• [WORK REQUIRED]: Output the entries below unchanged, except for the pictures.

────────────────

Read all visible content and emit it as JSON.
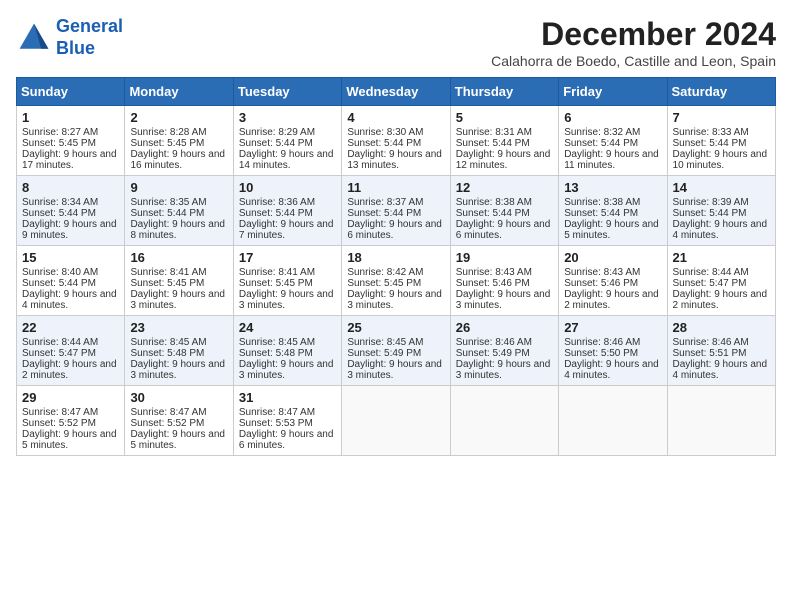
{
  "logo": {
    "line1": "General",
    "line2": "Blue"
  },
  "title": "December 2024",
  "subtitle": "Calahorra de Boedo, Castille and Leon, Spain",
  "days_of_week": [
    "Sunday",
    "Monday",
    "Tuesday",
    "Wednesday",
    "Thursday",
    "Friday",
    "Saturday"
  ],
  "weeks": [
    [
      {
        "day": "1",
        "sunrise": "Sunrise: 8:27 AM",
        "sunset": "Sunset: 5:45 PM",
        "daylight": "Daylight: 9 hours and 17 minutes."
      },
      {
        "day": "2",
        "sunrise": "Sunrise: 8:28 AM",
        "sunset": "Sunset: 5:45 PM",
        "daylight": "Daylight: 9 hours and 16 minutes."
      },
      {
        "day": "3",
        "sunrise": "Sunrise: 8:29 AM",
        "sunset": "Sunset: 5:44 PM",
        "daylight": "Daylight: 9 hours and 14 minutes."
      },
      {
        "day": "4",
        "sunrise": "Sunrise: 8:30 AM",
        "sunset": "Sunset: 5:44 PM",
        "daylight": "Daylight: 9 hours and 13 minutes."
      },
      {
        "day": "5",
        "sunrise": "Sunrise: 8:31 AM",
        "sunset": "Sunset: 5:44 PM",
        "daylight": "Daylight: 9 hours and 12 minutes."
      },
      {
        "day": "6",
        "sunrise": "Sunrise: 8:32 AM",
        "sunset": "Sunset: 5:44 PM",
        "daylight": "Daylight: 9 hours and 11 minutes."
      },
      {
        "day": "7",
        "sunrise": "Sunrise: 8:33 AM",
        "sunset": "Sunset: 5:44 PM",
        "daylight": "Daylight: 9 hours and 10 minutes."
      }
    ],
    [
      {
        "day": "8",
        "sunrise": "Sunrise: 8:34 AM",
        "sunset": "Sunset: 5:44 PM",
        "daylight": "Daylight: 9 hours and 9 minutes."
      },
      {
        "day": "9",
        "sunrise": "Sunrise: 8:35 AM",
        "sunset": "Sunset: 5:44 PM",
        "daylight": "Daylight: 9 hours and 8 minutes."
      },
      {
        "day": "10",
        "sunrise": "Sunrise: 8:36 AM",
        "sunset": "Sunset: 5:44 PM",
        "daylight": "Daylight: 9 hours and 7 minutes."
      },
      {
        "day": "11",
        "sunrise": "Sunrise: 8:37 AM",
        "sunset": "Sunset: 5:44 PM",
        "daylight": "Daylight: 9 hours and 6 minutes."
      },
      {
        "day": "12",
        "sunrise": "Sunrise: 8:38 AM",
        "sunset": "Sunset: 5:44 PM",
        "daylight": "Daylight: 9 hours and 6 minutes."
      },
      {
        "day": "13",
        "sunrise": "Sunrise: 8:38 AM",
        "sunset": "Sunset: 5:44 PM",
        "daylight": "Daylight: 9 hours and 5 minutes."
      },
      {
        "day": "14",
        "sunrise": "Sunrise: 8:39 AM",
        "sunset": "Sunset: 5:44 PM",
        "daylight": "Daylight: 9 hours and 4 minutes."
      }
    ],
    [
      {
        "day": "15",
        "sunrise": "Sunrise: 8:40 AM",
        "sunset": "Sunset: 5:44 PM",
        "daylight": "Daylight: 9 hours and 4 minutes."
      },
      {
        "day": "16",
        "sunrise": "Sunrise: 8:41 AM",
        "sunset": "Sunset: 5:45 PM",
        "daylight": "Daylight: 9 hours and 3 minutes."
      },
      {
        "day": "17",
        "sunrise": "Sunrise: 8:41 AM",
        "sunset": "Sunset: 5:45 PM",
        "daylight": "Daylight: 9 hours and 3 minutes."
      },
      {
        "day": "18",
        "sunrise": "Sunrise: 8:42 AM",
        "sunset": "Sunset: 5:45 PM",
        "daylight": "Daylight: 9 hours and 3 minutes."
      },
      {
        "day": "19",
        "sunrise": "Sunrise: 8:43 AM",
        "sunset": "Sunset: 5:46 PM",
        "daylight": "Daylight: 9 hours and 3 minutes."
      },
      {
        "day": "20",
        "sunrise": "Sunrise: 8:43 AM",
        "sunset": "Sunset: 5:46 PM",
        "daylight": "Daylight: 9 hours and 2 minutes."
      },
      {
        "day": "21",
        "sunrise": "Sunrise: 8:44 AM",
        "sunset": "Sunset: 5:47 PM",
        "daylight": "Daylight: 9 hours and 2 minutes."
      }
    ],
    [
      {
        "day": "22",
        "sunrise": "Sunrise: 8:44 AM",
        "sunset": "Sunset: 5:47 PM",
        "daylight": "Daylight: 9 hours and 2 minutes."
      },
      {
        "day": "23",
        "sunrise": "Sunrise: 8:45 AM",
        "sunset": "Sunset: 5:48 PM",
        "daylight": "Daylight: 9 hours and 3 minutes."
      },
      {
        "day": "24",
        "sunrise": "Sunrise: 8:45 AM",
        "sunset": "Sunset: 5:48 PM",
        "daylight": "Daylight: 9 hours and 3 minutes."
      },
      {
        "day": "25",
        "sunrise": "Sunrise: 8:45 AM",
        "sunset": "Sunset: 5:49 PM",
        "daylight": "Daylight: 9 hours and 3 minutes."
      },
      {
        "day": "26",
        "sunrise": "Sunrise: 8:46 AM",
        "sunset": "Sunset: 5:49 PM",
        "daylight": "Daylight: 9 hours and 3 minutes."
      },
      {
        "day": "27",
        "sunrise": "Sunrise: 8:46 AM",
        "sunset": "Sunset: 5:50 PM",
        "daylight": "Daylight: 9 hours and 4 minutes."
      },
      {
        "day": "28",
        "sunrise": "Sunrise: 8:46 AM",
        "sunset": "Sunset: 5:51 PM",
        "daylight": "Daylight: 9 hours and 4 minutes."
      }
    ],
    [
      {
        "day": "29",
        "sunrise": "Sunrise: 8:47 AM",
        "sunset": "Sunset: 5:52 PM",
        "daylight": "Daylight: 9 hours and 5 minutes."
      },
      {
        "day": "30",
        "sunrise": "Sunrise: 8:47 AM",
        "sunset": "Sunset: 5:52 PM",
        "daylight": "Daylight: 9 hours and 5 minutes."
      },
      {
        "day": "31",
        "sunrise": "Sunrise: 8:47 AM",
        "sunset": "Sunset: 5:53 PM",
        "daylight": "Daylight: 9 hours and 6 minutes."
      },
      null,
      null,
      null,
      null
    ]
  ]
}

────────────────

• [ANSWER TO THE PROBLEM]:
Read all visible content and emit it as JSON.
{
  "logo": {
    "line1": "General",
    "line2": "Blue"
  },
  "title": "December 2024",
  "subtitle": "Calahorra de Boedo, Castille and Leon, Spain",
  "days_of_week": [
    "Sunday",
    "Monday",
    "Tuesday",
    "Wednesday",
    "Thursday",
    "Friday",
    "Saturday"
  ],
  "weeks": [
    [
      {
        "day": "1",
        "sunrise": "Sunrise: 8:27 AM",
        "sunset": "Sunset: 5:45 PM",
        "daylight": "Daylight: 9 hours and 17 minutes."
      },
      {
        "day": "2",
        "sunrise": "Sunrise: 8:28 AM",
        "sunset": "Sunset: 5:45 PM",
        "daylight": "Daylight: 9 hours and 16 minutes."
      },
      {
        "day": "3",
        "sunrise": "Sunrise: 8:29 AM",
        "sunset": "Sunset: 5:44 PM",
        "daylight": "Daylight: 9 hours and 14 minutes."
      },
      {
        "day": "4",
        "sunrise": "Sunrise: 8:30 AM",
        "sunset": "Sunset: 5:44 PM",
        "daylight": "Daylight: 9 hours and 13 minutes."
      },
      {
        "day": "5",
        "sunrise": "Sunrise: 8:31 AM",
        "sunset": "Sunset: 5:44 PM",
        "daylight": "Daylight: 9 hours and 12 minutes."
      },
      {
        "day": "6",
        "sunrise": "Sunrise: 8:32 AM",
        "sunset": "Sunset: 5:44 PM",
        "daylight": "Daylight: 9 hours and 11 minutes."
      },
      {
        "day": "7",
        "sunrise": "Sunrise: 8:33 AM",
        "sunset": "Sunset: 5:44 PM",
        "daylight": "Daylight: 9 hours and 10 minutes."
      }
    ],
    [
      {
        "day": "8",
        "sunrise": "Sunrise: 8:34 AM",
        "sunset": "Sunset: 5:44 PM",
        "daylight": "Daylight: 9 hours and 9 minutes."
      },
      {
        "day": "9",
        "sunrise": "Sunrise: 8:35 AM",
        "sunset": "Sunset: 5:44 PM",
        "daylight": "Daylight: 9 hours and 8 minutes."
      },
      {
        "day": "10",
        "sunrise": "Sunrise: 8:36 AM",
        "sunset": "Sunset: 5:44 PM",
        "daylight": "Daylight: 9 hours and 7 minutes."
      },
      {
        "day": "11",
        "sunrise": "Sunrise: 8:37 AM",
        "sunset": "Sunset: 5:44 PM",
        "daylight": "Daylight: 9 hours and 6 minutes."
      },
      {
        "day": "12",
        "sunrise": "Sunrise: 8:38 AM",
        "sunset": "Sunset: 5:44 PM",
        "daylight": "Daylight: 9 hours and 6 minutes."
      },
      {
        "day": "13",
        "sunrise": "Sunrise: 8:38 AM",
        "sunset": "Sunset: 5:44 PM",
        "daylight": "Daylight: 9 hours and 5 minutes."
      },
      {
        "day": "14",
        "sunrise": "Sunrise: 8:39 AM",
        "sunset": "Sunset: 5:44 PM",
        "daylight": "Daylight: 9 hours and 4 minutes."
      }
    ],
    [
      {
        "day": "15",
        "sunrise": "Sunrise: 8:40 AM",
        "sunset": "Sunset: 5:44 PM",
        "daylight": "Daylight: 9 hours and 4 minutes."
      },
      {
        "day": "16",
        "sunrise": "Sunrise: 8:41 AM",
        "sunset": "Sunset: 5:45 PM",
        "daylight": "Daylight: 9 hours and 3 minutes."
      },
      {
        "day": "17",
        "sunrise": "Sunrise: 8:41 AM",
        "sunset": "Sunset: 5:45 PM",
        "daylight": "Daylight: 9 hours and 3 minutes."
      },
      {
        "day": "18",
        "sunrise": "Sunrise: 8:42 AM",
        "sunset": "Sunset: 5:45 PM",
        "daylight": "Daylight: 9 hours and 3 minutes."
      },
      {
        "day": "19",
        "sunrise": "Sunrise: 8:43 AM",
        "sunset": "Sunset: 5:46 PM",
        "daylight": "Daylight: 9 hours and 3 minutes."
      },
      {
        "day": "20",
        "sunrise": "Sunrise: 8:43 AM",
        "sunset": "Sunset: 5:46 PM",
        "daylight": "Daylight: 9 hours and 2 minutes."
      },
      {
        "day": "21",
        "sunrise": "Sunrise: 8:44 AM",
        "sunset": "Sunset: 5:47 PM",
        "daylight": "Daylight: 9 hours and 2 minutes."
      }
    ],
    [
      {
        "day": "22",
        "sunrise": "Sunrise: 8:44 AM",
        "sunset": "Sunset: 5:47 PM",
        "daylight": "Daylight: 9 hours and 2 minutes."
      },
      {
        "day": "23",
        "sunrise": "Sunrise: 8:45 AM",
        "sunset": "Sunset: 5:48 PM",
        "daylight": "Daylight: 9 hours and 3 minutes."
      },
      {
        "day": "24",
        "sunrise": "Sunrise: 8:45 AM",
        "sunset": "Sunset: 5:48 PM",
        "daylight": "Daylight: 9 hours and 3 minutes."
      },
      {
        "day": "25",
        "sunrise": "Sunrise: 8:45 AM",
        "sunset": "Sunset: 5:49 PM",
        "daylight": "Daylight: 9 hours and 3 minutes."
      },
      {
        "day": "26",
        "sunrise": "Sunrise: 8:46 AM",
        "sunset": "Sunset: 5:49 PM",
        "daylight": "Daylight: 9 hours and 3 minutes."
      },
      {
        "day": "27",
        "sunrise": "Sunrise: 8:46 AM",
        "sunset": "Sunset: 5:50 PM",
        "daylight": "Daylight: 9 hours and 4 minutes."
      },
      {
        "day": "28",
        "sunrise": "Sunrise: 8:46 AM",
        "sunset": "Sunset: 5:51 PM",
        "daylight": "Daylight: 9 hours and 4 minutes."
      }
    ],
    [
      {
        "day": "29",
        "sunrise": "Sunrise: 8:47 AM",
        "sunset": "Sunset: 5:52 PM",
        "daylight": "Daylight: 9 hours and 5 minutes."
      },
      {
        "day": "30",
        "sunrise": "Sunrise: 8:47 AM",
        "sunset": "Sunset: 5:52 PM",
        "daylight": "Daylight: 9 hours and 5 minutes."
      },
      {
        "day": "31",
        "sunrise": "Sunrise: 8:47 AM",
        "sunset": "Sunset: 5:53 PM",
        "daylight": "Daylight: 9 hours and 6 minutes."
      },
      null,
      null,
      null,
      null
    ]
  ]
}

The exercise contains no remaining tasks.